Some of the content of that speech has been overtaken by events over the last 100 years, but what has remained undiminished has been the commitment of all the nations represented on the commission and the governments of those now sovereign independent states, to aid the maintenance of the cemeteries and memorials in the pristine condition in which any visitor will find them today.
In the fifth annual report of the commission for 1923-24, Sir Fabian Ware, in January, 1925, noted the enormous scale of the task in arranging and establishing memorials for the 1,019, 882 dead to be accorded some recognition; be that in a marked grave or a name inscribed on one of the many memorials to the missing planned across all theatres of the war.
In Belgium and France alone, more than 1,000 British war cemeteries were being established, and similar attention paid to those resting in more than 1,500 communal cemeteries and British extension cemeteries.
Ensuring that the commission could honour its commitment to remembrance in perpetuity was greatly assisted by the decision of the Belgian and French governments that the resting places of the British dead were to be regarded as having been transferred in perpetuity to the care of the commission, who to this day exercise absolute authority over any application to disturb or seek access to commission cemeteries for the purposes of new development.
The creation of the electronic database recording the local victims of the war and the commemoration event planned by the Tynemouth Project for August 2014 will be but a small part of the massive programme of national remembrance which will remind the population today of the commitment made almost 100 years ago.
Anyone with information on the casualty list, or of relatives who fought in the war, can visit the Workroom at Room B9, Linskill Community Centre, North Shields, from 10am to 4pm Monday to Friday.
THIS week’s casualty list gives details of men from the former Tynemouth Borough who were killed or died in March 1919.
Forrest, Thomas, age 25, Private, 1st Company Southern Divisional Train, RASC, accidentally killed 20th, Cologne – Germany, son of John and Hannah, 8 Hylton Terrace and Wood Hall, Barrasford.
Gray, James Adam, age 21, Private, 720th Labour Corps, died 13th, son of Adam and Catherine, 15 Hylton Street, previously Cameronians (Scottish Rifles), transferred to Labour Corps April, 1917, gassed November and discharged no longer fit for service, died in Royal Victoria Hospital, Netley, Southampton, SDN – ‘after 12 months suffering gas poisoning and shell shock’.
Grenyer, Alfred James, age 33, Engineman, RNR, HM Trawler Bombardier, drowned, 27th, 56 Coronation Street, son of Benjamin and Ann, husband of Ellen.
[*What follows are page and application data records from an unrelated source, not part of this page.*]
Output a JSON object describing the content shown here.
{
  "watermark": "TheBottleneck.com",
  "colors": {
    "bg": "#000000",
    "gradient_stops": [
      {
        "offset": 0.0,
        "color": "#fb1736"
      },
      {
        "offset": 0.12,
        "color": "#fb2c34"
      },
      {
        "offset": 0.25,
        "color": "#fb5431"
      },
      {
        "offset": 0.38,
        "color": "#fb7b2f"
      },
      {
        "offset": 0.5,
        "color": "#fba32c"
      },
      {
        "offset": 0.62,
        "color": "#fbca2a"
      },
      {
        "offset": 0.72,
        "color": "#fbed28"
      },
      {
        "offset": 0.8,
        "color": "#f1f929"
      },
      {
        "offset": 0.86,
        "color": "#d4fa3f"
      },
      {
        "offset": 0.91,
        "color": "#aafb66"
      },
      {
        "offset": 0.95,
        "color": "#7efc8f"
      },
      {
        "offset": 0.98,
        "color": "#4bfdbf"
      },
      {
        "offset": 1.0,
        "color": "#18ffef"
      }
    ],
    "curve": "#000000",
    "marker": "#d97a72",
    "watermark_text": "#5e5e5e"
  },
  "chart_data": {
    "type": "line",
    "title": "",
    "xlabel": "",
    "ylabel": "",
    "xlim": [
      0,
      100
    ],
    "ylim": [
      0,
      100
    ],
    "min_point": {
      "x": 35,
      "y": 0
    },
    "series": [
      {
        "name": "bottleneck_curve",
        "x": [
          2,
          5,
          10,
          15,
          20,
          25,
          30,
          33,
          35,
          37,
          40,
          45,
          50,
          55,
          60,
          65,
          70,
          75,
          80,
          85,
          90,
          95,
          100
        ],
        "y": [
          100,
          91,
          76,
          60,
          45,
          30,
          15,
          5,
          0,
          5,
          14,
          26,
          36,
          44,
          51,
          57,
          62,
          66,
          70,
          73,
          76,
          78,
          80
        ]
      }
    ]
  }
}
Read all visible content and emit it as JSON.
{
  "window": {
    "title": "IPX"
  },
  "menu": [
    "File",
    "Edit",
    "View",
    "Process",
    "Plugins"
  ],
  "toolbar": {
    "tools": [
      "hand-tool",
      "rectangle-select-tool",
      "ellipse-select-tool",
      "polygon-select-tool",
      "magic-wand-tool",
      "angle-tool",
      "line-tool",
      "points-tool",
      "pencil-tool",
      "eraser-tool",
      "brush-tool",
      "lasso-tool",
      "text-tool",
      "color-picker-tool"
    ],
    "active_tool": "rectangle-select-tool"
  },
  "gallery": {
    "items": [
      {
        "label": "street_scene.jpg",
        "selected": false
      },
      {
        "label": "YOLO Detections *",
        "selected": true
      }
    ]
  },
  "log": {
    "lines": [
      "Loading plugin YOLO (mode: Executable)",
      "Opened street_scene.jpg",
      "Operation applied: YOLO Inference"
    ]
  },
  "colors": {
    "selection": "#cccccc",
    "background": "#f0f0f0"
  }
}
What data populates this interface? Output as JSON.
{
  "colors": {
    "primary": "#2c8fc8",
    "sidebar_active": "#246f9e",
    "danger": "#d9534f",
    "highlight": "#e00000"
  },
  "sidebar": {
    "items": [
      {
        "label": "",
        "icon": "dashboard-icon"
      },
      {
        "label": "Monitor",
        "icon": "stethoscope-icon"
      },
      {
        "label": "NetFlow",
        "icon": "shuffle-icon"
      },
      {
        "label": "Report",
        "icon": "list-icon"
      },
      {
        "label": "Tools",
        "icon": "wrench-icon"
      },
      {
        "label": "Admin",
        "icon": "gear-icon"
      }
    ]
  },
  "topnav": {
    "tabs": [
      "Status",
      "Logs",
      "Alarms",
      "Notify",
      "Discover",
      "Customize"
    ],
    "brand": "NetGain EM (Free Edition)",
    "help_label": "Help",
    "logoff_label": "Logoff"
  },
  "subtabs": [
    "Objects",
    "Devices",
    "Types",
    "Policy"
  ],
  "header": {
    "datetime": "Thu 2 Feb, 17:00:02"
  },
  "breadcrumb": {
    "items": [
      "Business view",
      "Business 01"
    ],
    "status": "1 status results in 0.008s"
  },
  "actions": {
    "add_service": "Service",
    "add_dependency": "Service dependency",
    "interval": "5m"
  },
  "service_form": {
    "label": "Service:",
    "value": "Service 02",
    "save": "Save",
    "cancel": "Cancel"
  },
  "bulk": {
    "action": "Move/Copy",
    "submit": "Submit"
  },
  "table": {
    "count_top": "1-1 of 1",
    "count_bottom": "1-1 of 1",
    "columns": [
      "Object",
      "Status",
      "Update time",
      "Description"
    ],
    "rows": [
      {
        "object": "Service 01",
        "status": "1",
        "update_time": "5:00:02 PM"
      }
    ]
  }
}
Details needed.
Rushton, Thomas, Gunner, 353 Siege Battery, RGA, 2nd, 5 Middle Street, Tynemouth. Details needed.
Sword, John Robert, age 43, Driver, 131 Battery, RFA, died, 21st, 56 Bedford Street, husband of Mary Ann, son of Cuthbert and Caroline, labourer, NER, buried Tiflis (Tbilisi, Georgia) British cemetery. British Expeditionary force to Transcaucasus – also on Haidar Pasha Memorial, Turkey.
KIA – killed in action
DOW – died of wounds
LAS – lost at sea
NF – Northumberland Fusiliers
DLI – Durham Light Infantry
RND – Royal Naval Division
RNR – Royal Naval Reserve
RFA – Royal Field Artillery
n Anyone with information on this week’s list or who wants to find out more about the project, should visit www.tynemouthworldwarone.org, e-mail email@example.com or write to Tynemouth World War 1 Commemoration Project, c/o Essell, 29 Howard Street, North Shields, NE30 1AR.